** RECORD EXTRACTS **
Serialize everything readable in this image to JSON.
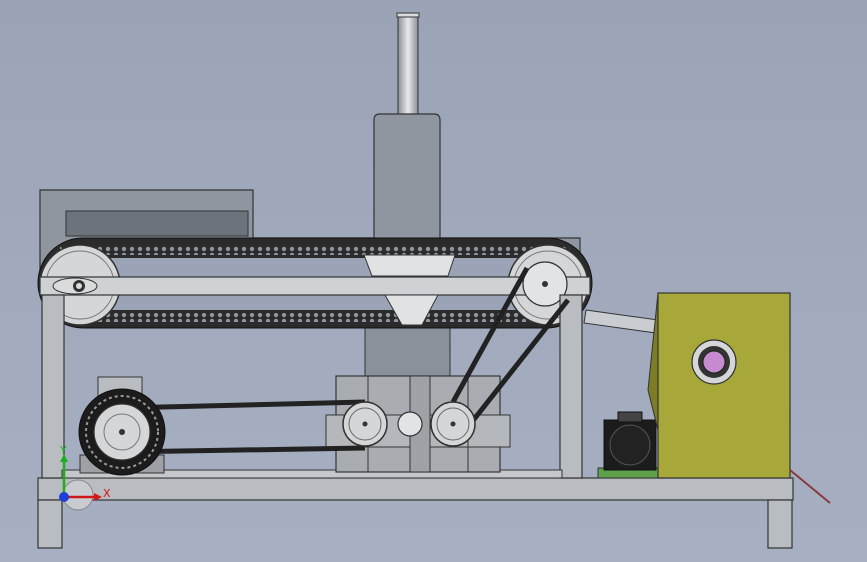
{
  "viewport": {
    "background_top": "#9aa4b6",
    "background_bottom": "#a6b0c2"
  },
  "colors": {
    "frame": "#b9bcc0",
    "frame_edge": "#3a3a3a",
    "housing": "#8f96a0",
    "belt": "#2b2b2b",
    "pulley": "#d4d6d8",
    "motor_dark": "#1c1c1c",
    "gearbox": "#a9adb1",
    "olive_box": "#a8a83a",
    "olive_side": "#7d7d28",
    "bearing": "#c58ad0",
    "axis_x": "#d01818",
    "axis_y": "#1ab01a",
    "axis_z": "#1f3fd6"
  },
  "triad": {
    "x_label": "X",
    "y_label": "Y"
  },
  "parts": [
    "top-cylinder",
    "upper-housing",
    "conveyor-belt",
    "hopper",
    "drive-motor",
    "gearbox",
    "servo-motor",
    "olive-module",
    "base-frame"
  ]
}
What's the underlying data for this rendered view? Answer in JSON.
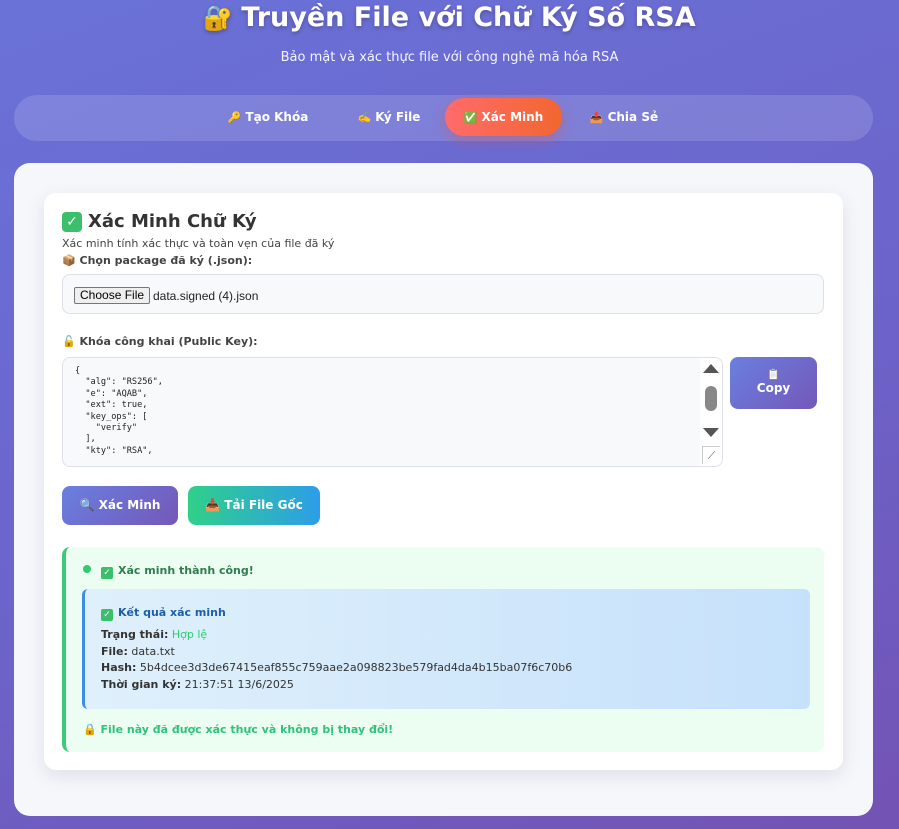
{
  "header": {
    "lock_icon": "🔐",
    "title": "Truyền File với Chữ Ký Số RSA",
    "subtitle": "Bảo mật và xác thực file với công nghệ mã hóa RSA"
  },
  "tabs": [
    {
      "icon": "🔑",
      "label": "Tạo Khóa",
      "active": false
    },
    {
      "icon": "✍️",
      "label": "Ký File",
      "active": false
    },
    {
      "icon": "✅",
      "label": "Xác Minh",
      "active": true
    },
    {
      "icon": "📤",
      "label": "Chia Sẻ",
      "active": false
    }
  ],
  "card": {
    "title": "Xác Minh Chữ Ký",
    "description": "Xác minh tính xác thực và toàn vẹn của file đã ký",
    "package_label": "📦 Chọn package đã ký (.json):",
    "choose_file_label": "Choose File",
    "file_name": "data.signed (4).json",
    "public_key_label": "🔓 Khóa công khai (Public Key):",
    "public_key_text": "{\n  \"alg\": \"RS256\",\n  \"e\": \"AQAB\",\n  \"ext\": true,\n  \"key_ops\": [\n    \"verify\"\n  ],\n  \"kty\": \"RSA\",",
    "copy_icon": "📋",
    "copy_label": "Copy",
    "verify_button": "🔍 Xác Minh",
    "download_button": "📥 Tải File Gốc"
  },
  "result": {
    "header": "Xác minh thành công!",
    "detail_title": "Kết quả xác minh",
    "status_label": "Trạng thái:",
    "status_value": "Hợp lệ",
    "file_label": "File:",
    "file_value": "data.txt",
    "hash_label": "Hash:",
    "hash_value": "5b4dcee3d3de67415eaf855c759aae2a098823be579fad4da4b15ba07f6c70b6",
    "time_label": "Thời gian ký:",
    "time_value": "21:37:51 13/6/2025",
    "footnote": "🔒 File này đã được xác thực và không bị thay đổi!"
  },
  "colors": {
    "accent": "#6a72d8",
    "active_tab": "#f2662f",
    "success": "#2ecc71",
    "info": "#3a8ee6"
  }
}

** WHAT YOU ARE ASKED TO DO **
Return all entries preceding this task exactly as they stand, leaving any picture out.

** COMPLETED EXERCISE **
Serialize everything readable in this image to JSON.
{
  "viewport": {
    "background_top": "#9aa4b6",
    "background_bottom": "#a6b0c2"
  },
  "colors": {
    "frame": "#b9bcc0",
    "frame_edge": "#3a3a3a",
    "housing": "#8f96a0",
    "belt": "#2b2b2b",
    "pulley": "#d4d6d8",
    "motor_dark": "#1c1c1c",
    "gearbox": "#a9adb1",
    "olive_box": "#a8a83a",
    "olive_side": "#7d7d28",
    "bearing": "#c58ad0",
    "axis_x": "#d01818",
    "axis_y": "#1ab01a",
    "axis_z": "#1f3fd6"
  },
  "triad": {
    "x_label": "X",
    "y_label": "Y"
  },
  "parts": [
    "top-cylinder",
    "upper-housing",
    "conveyor-belt",
    "hopper",
    "drive-motor",
    "gearbox",
    "servo-motor",
    "olive-module",
    "base-frame"
  ]
}
What's the underlying data for this rendered view? Answer in JSON.
{
  "header": {
    "lock_icon": "🔐",
    "title": "Truyền File với Chữ Ký Số RSA",
    "subtitle": "Bảo mật và xác thực file với công nghệ mã hóa RSA"
  },
  "tabs": [
    {
      "icon": "🔑",
      "label": "Tạo Khóa",
      "active": false
    },
    {
      "icon": "✍️",
      "label": "Ký File",
      "active": false
    },
    {
      "icon": "✅",
      "label": "Xác Minh",
      "active": true
    },
    {
      "icon": "📤",
      "label": "Chia Sẻ",
      "active": false
    }
  ],
  "card": {
    "title": "Xác Minh Chữ Ký",
    "description": "Xác minh tính xác thực và toàn vẹn của file đã ký",
    "package_label": "📦 Chọn package đã ký (.json):",
    "choose_file_label": "Choose File",
    "file_name": "data.signed (4).json",
    "public_key_label": "🔓 Khóa công khai (Public Key):",
    "public_key_text": "{\n  \"alg\": \"RS256\",\n  \"e\": \"AQAB\",\n  \"ext\": true,\n  \"key_ops\": [\n    \"verify\"\n  ],\n  \"kty\": \"RSA\",",
    "copy_icon": "📋",
    "copy_label": "Copy",
    "verify_button": "🔍 Xác Minh",
    "download_button": "📥 Tải File Gốc"
  },
  "result": {
    "header": "Xác minh thành công!",
    "detail_title": "Kết quả xác minh",
    "status_label": "Trạng thái:",
    "status_value": "Hợp lệ",
    "file_label": "File:",
    "file_value": "data.txt",
    "hash_label": "Hash:",
    "hash_value": "5b4dcee3d3de67415eaf855c759aae2a098823be579fad4da4b15ba07f6c70b6",
    "time_label": "Thời gian ký:",
    "time_value": "21:37:51 13/6/2025",
    "footnote": "🔒 File này đã được xác thực và không bị thay đổi!"
  },
  "colors": {
    "accent": "#6a72d8",
    "active_tab": "#f2662f",
    "success": "#2ecc71",
    "info": "#3a8ee6"
  }
}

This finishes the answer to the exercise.